In a huge win for asylum-seeking families separated from their children at the border, the Trump administration has agreed to give some families a second chance at gaining asylum. The decision came on the night of September 12 as a result of three separate court cases challenging the Trump administration’s zero-tolerance policy that heartbreakingly separated more than 2,500 children from their mothers and fathers.
The legal advocates said that many immigrant parents whose children were torn from their arms and sent to detention facilities far away, with no plan to locate and return them, were too traumatized to pass the asylum interview process determining whether they have “credible fear” of returning to their countries.
When you look behind the walls of the detention centers, you can see that the asylum application process for these families, most of whom are fleeing horrific violence in Central America, is a travesty of justice and a violation of human rights.

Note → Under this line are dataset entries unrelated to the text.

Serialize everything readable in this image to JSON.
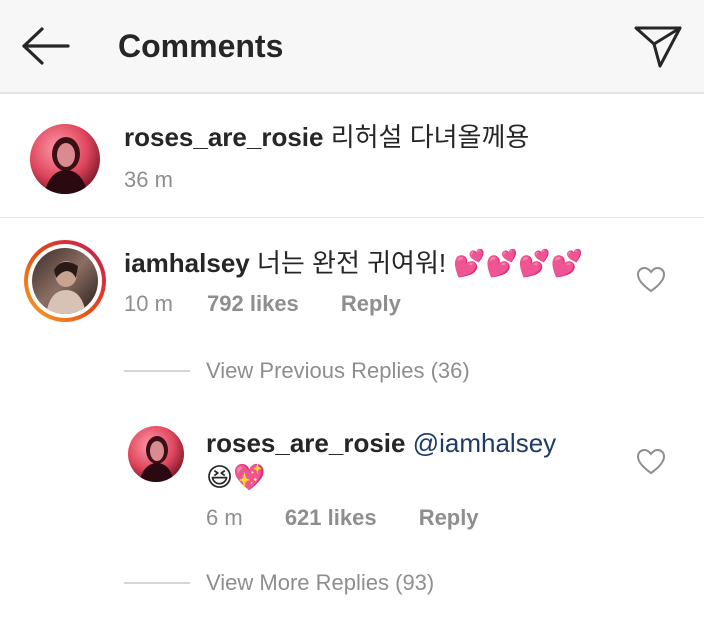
{
  "header": {
    "title": "Comments",
    "back_icon": "arrow-left-icon",
    "share_icon": "paper-plane-icon"
  },
  "caption": {
    "username": "roses_are_rosie",
    "text": "리허설 다녀올께용",
    "time": "36 m"
  },
  "comments": [
    {
      "username": "iamhalsey",
      "text": "너는 완전 귀여워!",
      "emoji": "💕💕💕💕",
      "time": "10 m",
      "likes": "792 likes",
      "reply_label": "Reply",
      "has_story_ring": true
    }
  ],
  "view_previous": "View Previous Replies (36)",
  "replies": [
    {
      "username": "roses_are_rosie",
      "mention": "@iamhalsey",
      "emoji": "😆💖",
      "time": "6 m",
      "likes": "621 likes",
      "reply_label": "Reply"
    }
  ],
  "view_more": "View More Replies (93)",
  "colors": {
    "header_bg": "#f7f7f7",
    "text": "#262626",
    "secondary": "#8e8e8e",
    "mention": "#1e3a66",
    "story_ring_start": "#f9a825",
    "story_ring_end": "#c2185b"
  }
}
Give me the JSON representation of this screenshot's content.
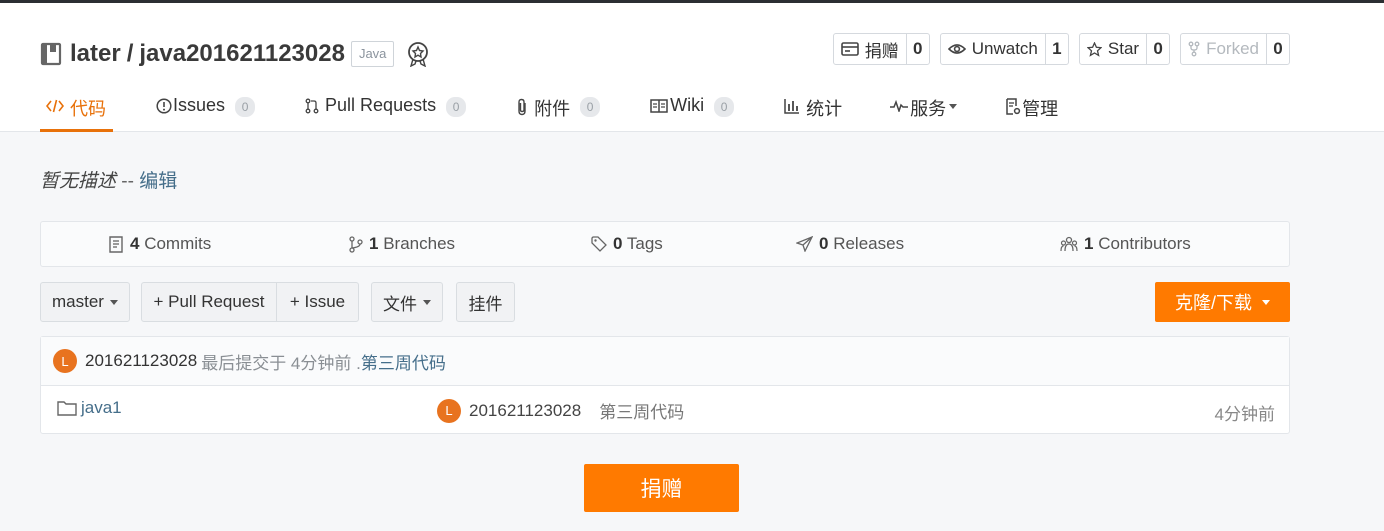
{
  "repo": {
    "owner": "later",
    "separator": "/",
    "name": "java201621123028",
    "language": "Java"
  },
  "actions": [
    {
      "label": "捐赠",
      "count": "0",
      "icon": "donate-icon"
    },
    {
      "label": "Unwatch",
      "count": "1",
      "icon": "eye-icon"
    },
    {
      "label": "Star",
      "count": "0",
      "icon": "star-icon"
    },
    {
      "label": "Forked",
      "count": "0",
      "icon": "fork-icon"
    }
  ],
  "tabs": [
    {
      "label": "代码",
      "icon": "code-icon"
    },
    {
      "label": "Issues",
      "badge": "0",
      "icon": "issue-icon"
    },
    {
      "label": "Pull Requests",
      "badge": "0",
      "icon": "pull-request-icon"
    },
    {
      "label": "附件",
      "badge": "0",
      "icon": "paperclip-icon"
    },
    {
      "label": "Wiki",
      "badge": "0",
      "icon": "book-open-icon"
    },
    {
      "label": "统计",
      "icon": "bar-chart-icon"
    },
    {
      "label": "服务",
      "icon": "pulse-icon"
    },
    {
      "label": "管理",
      "icon": "settings-doc-icon"
    }
  ],
  "description": {
    "text": "暂无描述",
    "dash": "--",
    "edit": "编辑"
  },
  "stats": [
    {
      "num": "4",
      "label": "Commits"
    },
    {
      "num": "1",
      "label": "Branches"
    },
    {
      "num": "0",
      "label": "Tags"
    },
    {
      "num": "0",
      "label": "Releases"
    },
    {
      "num": "1",
      "label": "Contributors"
    }
  ],
  "toolbar": {
    "branch": "master",
    "pull_request": "+ Pull Request",
    "issue": "+ Issue",
    "files": "文件",
    "widget": "挂件",
    "clone": "克隆/下载"
  },
  "latest_commit": {
    "avatar": "L",
    "author": "201621123028",
    "text": "最后提交于 4分钟前 .",
    "message": "第三周代码"
  },
  "files": [
    {
      "name": "java1",
      "avatar": "L",
      "author": "201621123028",
      "message": "第三周代码",
      "time": "4分钟前"
    }
  ],
  "donate_button": "捐赠",
  "colors": {
    "accent": "#ff7a00",
    "link": "#456e8a",
    "avatar": "#e8731f"
  }
}
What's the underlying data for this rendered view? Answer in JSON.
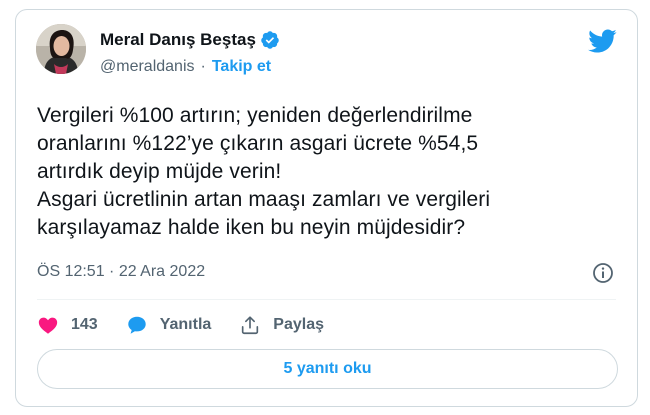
{
  "author": {
    "display_name": "Meral Danış Beştaş",
    "handle": "@meraldanis",
    "separator": "·",
    "follow_label": "Takip et",
    "verified": true
  },
  "tweet": {
    "lines": [
      "Vergileri %100 artırın; yeniden değerlendirilme",
      "oranlarını %122’ye çıkarın asgari ücrete %54,5",
      "artırdık deyip müjde verin!",
      "Asgari ücretlinin artan maaşı zamları ve vergileri",
      "karşılayamaz halde iken bu neyin müjdesidir?"
    ],
    "timestamp": "ÖS 12:51 · 22 Ara 2022"
  },
  "actions": {
    "like_count": "143",
    "reply_label": "Yanıtla",
    "share_label": "Paylaş"
  },
  "replies_button_label": "5 yanıtı oku",
  "colors": {
    "accent": "#1d9bf0",
    "like": "#f91880",
    "text": "#0f1419",
    "muted": "#536471",
    "border": "#cfd9de"
  },
  "icons": [
    "verified-badge-icon",
    "twitter-bird-icon",
    "info-icon",
    "heart-icon",
    "reply-bubble-icon",
    "share-icon"
  ]
}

In interviews conducted by the American Immigration Council, one Honduran mother said that after her 9-year-old daughter was taken from her, the detention officer “told me to sign deportation papers, and I said no because I was afraid to return to my country. The immigration officer threatened me and told me that I would never see my child again because she was going to be adopted.”
The woman saw a judge who told her she would be reunited with her daughter that night. It wasn’t true. The trauma made her sick and gave her chest pains. She became desperate – crying, trembling and barely able to breathe.

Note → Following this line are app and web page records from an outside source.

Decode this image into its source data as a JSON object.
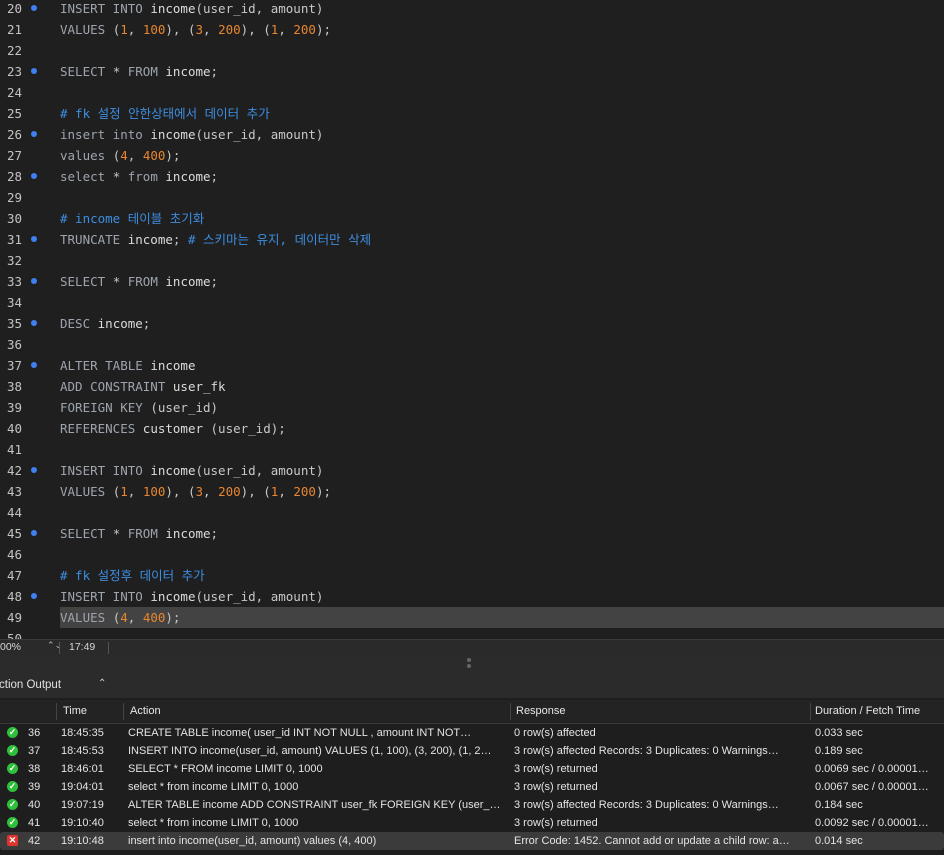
{
  "editor": {
    "lines": [
      {
        "n": "20",
        "dot": true,
        "hl": false,
        "tokens": [
          [
            "kw",
            "INSERT INTO "
          ],
          [
            "id",
            "income"
          ],
          [
            "p",
            "(user_id, amount)"
          ]
        ]
      },
      {
        "n": "21",
        "dot": false,
        "hl": false,
        "tokens": [
          [
            "kw",
            "VALUES "
          ],
          [
            "p",
            "("
          ],
          [
            "num",
            "1"
          ],
          [
            "p",
            ", "
          ],
          [
            "num",
            "100"
          ],
          [
            "p",
            "), ("
          ],
          [
            "num",
            "3"
          ],
          [
            "p",
            ", "
          ],
          [
            "num",
            "200"
          ],
          [
            "p",
            "), ("
          ],
          [
            "num",
            "1"
          ],
          [
            "p",
            ", "
          ],
          [
            "num",
            "200"
          ],
          [
            "p",
            ");"
          ]
        ]
      },
      {
        "n": "22",
        "dot": false,
        "hl": false,
        "tokens": []
      },
      {
        "n": "23",
        "dot": true,
        "hl": false,
        "tokens": [
          [
            "kw",
            "SELECT "
          ],
          [
            "p",
            "* "
          ],
          [
            "kw",
            "FROM "
          ],
          [
            "id",
            "income"
          ],
          [
            "p",
            ";"
          ]
        ]
      },
      {
        "n": "24",
        "dot": false,
        "hl": false,
        "tokens": []
      },
      {
        "n": "25",
        "dot": false,
        "hl": false,
        "tokens": [
          [
            "cm",
            "# fk 설정 안한상태에서 데이터 추가"
          ]
        ]
      },
      {
        "n": "26",
        "dot": true,
        "hl": false,
        "tokens": [
          [
            "kw",
            "insert into "
          ],
          [
            "id",
            "income"
          ],
          [
            "p",
            "(user_id, amount)"
          ]
        ]
      },
      {
        "n": "27",
        "dot": false,
        "hl": false,
        "tokens": [
          [
            "kw",
            "values "
          ],
          [
            "p",
            "("
          ],
          [
            "num",
            "4"
          ],
          [
            "p",
            ", "
          ],
          [
            "num",
            "400"
          ],
          [
            "p",
            ");"
          ]
        ]
      },
      {
        "n": "28",
        "dot": true,
        "hl": false,
        "tokens": [
          [
            "kw",
            "select "
          ],
          [
            "p",
            "* "
          ],
          [
            "kw",
            "from "
          ],
          [
            "id",
            "income"
          ],
          [
            "p",
            ";"
          ]
        ]
      },
      {
        "n": "29",
        "dot": false,
        "hl": false,
        "tokens": []
      },
      {
        "n": "30",
        "dot": false,
        "hl": false,
        "tokens": [
          [
            "cm",
            "# income 테이블 초기화"
          ]
        ]
      },
      {
        "n": "31",
        "dot": true,
        "hl": false,
        "tokens": [
          [
            "kw",
            "TRUNCATE "
          ],
          [
            "id",
            "income"
          ],
          [
            "p",
            "; "
          ],
          [
            "cm",
            "# 스키마는 유지, 데이터만 삭제"
          ]
        ]
      },
      {
        "n": "32",
        "dot": false,
        "hl": false,
        "tokens": []
      },
      {
        "n": "33",
        "dot": true,
        "hl": false,
        "tokens": [
          [
            "kw",
            "SELECT "
          ],
          [
            "p",
            "* "
          ],
          [
            "kw",
            "FROM "
          ],
          [
            "id",
            "income"
          ],
          [
            "p",
            ";"
          ]
        ]
      },
      {
        "n": "34",
        "dot": false,
        "hl": false,
        "tokens": []
      },
      {
        "n": "35",
        "dot": true,
        "hl": false,
        "tokens": [
          [
            "kw",
            "DESC "
          ],
          [
            "id",
            "income"
          ],
          [
            "p",
            ";"
          ]
        ]
      },
      {
        "n": "36",
        "dot": false,
        "hl": false,
        "tokens": []
      },
      {
        "n": "37",
        "dot": true,
        "hl": false,
        "tokens": [
          [
            "kw",
            "ALTER TABLE "
          ],
          [
            "id",
            "income"
          ]
        ]
      },
      {
        "n": "38",
        "dot": false,
        "hl": false,
        "tokens": [
          [
            "kw",
            "ADD CONSTRAINT "
          ],
          [
            "id",
            "user_fk"
          ]
        ]
      },
      {
        "n": "39",
        "dot": false,
        "hl": false,
        "tokens": [
          [
            "kw",
            "FOREIGN KEY "
          ],
          [
            "p",
            "(user_id)"
          ]
        ]
      },
      {
        "n": "40",
        "dot": false,
        "hl": false,
        "tokens": [
          [
            "kw",
            "REFERENCES "
          ],
          [
            "id",
            "customer "
          ],
          [
            "p",
            "(user_id);"
          ]
        ]
      },
      {
        "n": "41",
        "dot": false,
        "hl": false,
        "tokens": []
      },
      {
        "n": "42",
        "dot": true,
        "hl": false,
        "tokens": [
          [
            "kw",
            "INSERT INTO "
          ],
          [
            "id",
            "income"
          ],
          [
            "p",
            "(user_id, amount)"
          ]
        ]
      },
      {
        "n": "43",
        "dot": false,
        "hl": false,
        "tokens": [
          [
            "kw",
            "VALUES "
          ],
          [
            "p",
            "("
          ],
          [
            "num",
            "1"
          ],
          [
            "p",
            ", "
          ],
          [
            "num",
            "100"
          ],
          [
            "p",
            "), ("
          ],
          [
            "num",
            "3"
          ],
          [
            "p",
            ", "
          ],
          [
            "num",
            "200"
          ],
          [
            "p",
            "), ("
          ],
          [
            "num",
            "1"
          ],
          [
            "p",
            ", "
          ],
          [
            "num",
            "200"
          ],
          [
            "p",
            ");"
          ]
        ]
      },
      {
        "n": "44",
        "dot": false,
        "hl": false,
        "tokens": []
      },
      {
        "n": "45",
        "dot": true,
        "hl": false,
        "tokens": [
          [
            "kw",
            "SELECT "
          ],
          [
            "p",
            "* "
          ],
          [
            "kw",
            "FROM "
          ],
          [
            "id",
            "income"
          ],
          [
            "p",
            ";"
          ]
        ]
      },
      {
        "n": "46",
        "dot": false,
        "hl": false,
        "tokens": []
      },
      {
        "n": "47",
        "dot": false,
        "hl": false,
        "tokens": [
          [
            "cm",
            "# fk 설정후 데이터 추가"
          ]
        ]
      },
      {
        "n": "48",
        "dot": true,
        "hl": false,
        "tokens": [
          [
            "kw",
            "INSERT INTO "
          ],
          [
            "id",
            "income"
          ],
          [
            "p",
            "(user_id, amount)"
          ]
        ]
      },
      {
        "n": "49",
        "dot": false,
        "hl": true,
        "tokens": [
          [
            "kw",
            "VALUES "
          ],
          [
            "p",
            "("
          ],
          [
            "num",
            "4"
          ],
          [
            "p",
            ", "
          ],
          [
            "num",
            "400"
          ],
          [
            "p",
            ");"
          ]
        ]
      },
      {
        "n": "50",
        "dot": false,
        "hl": false,
        "tokens": []
      }
    ]
  },
  "status": {
    "zoom": "00%",
    "cursor": "17:49"
  },
  "output": {
    "selector_label": "ction Output",
    "columns": {
      "time": "Time",
      "action": "Action",
      "response": "Response",
      "duration": "Duration / Fetch Time"
    },
    "rows": [
      {
        "ok": true,
        "num": "36",
        "time": "18:45:35",
        "action": "CREATE TABLE income(  user_id INT NOT NULL     , amount INT NOT…",
        "response": "0 row(s) affected",
        "duration": "0.033 sec"
      },
      {
        "ok": true,
        "num": "37",
        "time": "18:45:53",
        "action": "INSERT INTO income(user_id, amount) VALUES (1, 100), (3, 200), (1, 2…",
        "response": "3 row(s) affected Records: 3  Duplicates: 0  Warnings…",
        "duration": "0.189 sec"
      },
      {
        "ok": true,
        "num": "38",
        "time": "18:46:01",
        "action": "SELECT * FROM income LIMIT 0, 1000",
        "response": "3 row(s) returned",
        "duration": "0.0069 sec / 0.00001…"
      },
      {
        "ok": true,
        "num": "39",
        "time": "19:04:01",
        "action": "select * from income LIMIT 0, 1000",
        "response": "3 row(s) returned",
        "duration": "0.0067 sec / 0.00001…"
      },
      {
        "ok": true,
        "num": "40",
        "time": "19:07:19",
        "action": "ALTER TABLE income ADD CONSTRAINT user_fk FOREIGN KEY (user_…",
        "response": "3 row(s) affected Records: 3  Duplicates: 0  Warnings…",
        "duration": "0.184 sec"
      },
      {
        "ok": true,
        "num": "41",
        "time": "19:10:40",
        "action": "select * from income LIMIT 0, 1000",
        "response": "3 row(s) returned",
        "duration": "0.0092 sec / 0.00001…"
      },
      {
        "ok": false,
        "num": "42",
        "time": "19:10:48",
        "action": "insert into income(user_id, amount) values (4, 400)",
        "response": "Error Code: 1452. Cannot add or update a child row: a…",
        "duration": "0.014 sec"
      }
    ]
  }
}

“When we asked the guards for our kids,” she said, “they said it would be better if we never saw them again and that we should not try to seek asylum and should just go back to our countries alone. Some of the guards continued to say they knew nothing about where our kids were, while others told us they had already been adopted.”
I just repeated over and over that I wanted to be with my daughter. I started to cry so much I could not speak any longer. [The asylum officer] finally said that my interview was over.

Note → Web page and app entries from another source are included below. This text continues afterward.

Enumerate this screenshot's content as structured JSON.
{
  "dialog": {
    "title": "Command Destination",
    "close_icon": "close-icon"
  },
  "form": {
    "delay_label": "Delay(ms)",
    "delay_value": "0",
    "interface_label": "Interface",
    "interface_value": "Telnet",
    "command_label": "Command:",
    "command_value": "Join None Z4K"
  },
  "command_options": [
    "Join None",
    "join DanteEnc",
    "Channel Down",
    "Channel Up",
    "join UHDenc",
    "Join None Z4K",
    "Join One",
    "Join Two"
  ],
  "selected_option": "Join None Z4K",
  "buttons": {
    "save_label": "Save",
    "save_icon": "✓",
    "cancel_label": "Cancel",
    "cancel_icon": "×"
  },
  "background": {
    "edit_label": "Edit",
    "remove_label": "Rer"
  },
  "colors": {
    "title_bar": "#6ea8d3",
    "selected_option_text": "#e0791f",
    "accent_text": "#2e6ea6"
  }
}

For weeks, she was told nothing about her daughter’s whereabouts. She wrote six letters to Immigration and Customs Enforcement (ICE), but they gave her no information. She didn’t have money to make calls in the detention facility, so she worked as a cleaner for five days, seven hours each day, and was given a grand total of $1, which she used to make a one-minute phone call to her mother.
When she did meet with the asylum officer, she wasn’t even told that it was her credible fear interview. “The asylum officer asked if I wanted to continue the process or be deported,” she recalled. “I said, ‘I don’t want anything. I just want my daughter. Please give me my daughter.’ I just repeated over and over that I wanted to be with my daughter. He asked me about my case. He seemed angry, which made it even harder to focus on my case… The asylum officer constantly raised his voice, and spoke in an impolite way. I started to cry so much I could not speak any longer… He finally said that my interview was over. He… said that I did not qualify for asylum and would be deported immediately.”
That is how people fleeing violence seek asylum in the land of the free and the home of the brave, under this administration’s cruel policies. That is part of this administration’s plan to “make America great again.”
It is also alleged that parents were coerced into signing away their right to be reunified with their children or forced to agree to deportation, even if they wanted to apply for asylum. In a survey conducted by the American Immigration Council and the American Immigration Lawyers Association, 51 of 76 mothers surveyed reported that officers had coerced them. Twenty-five mothers said officers screamed at them, 13 said they were threatened with punishment, and 23 said ICE officers threatened to take away their children forever if they did not sign the papers.
As part of the court settlement this week, U.S. Citizenship and Immigration Services agreed to give a new credible fear interview to any parent who was separated from their child. If the child has an independent asylum claim, they will also be given another interview. Advocates estimate that more than 1,000 parents could be granted a new interview. It is also possible that some parents already deported could be able to return to the U.S. to conduct the interview, according to the American Civil Liberties Union, which brought forth one of the lawsuits.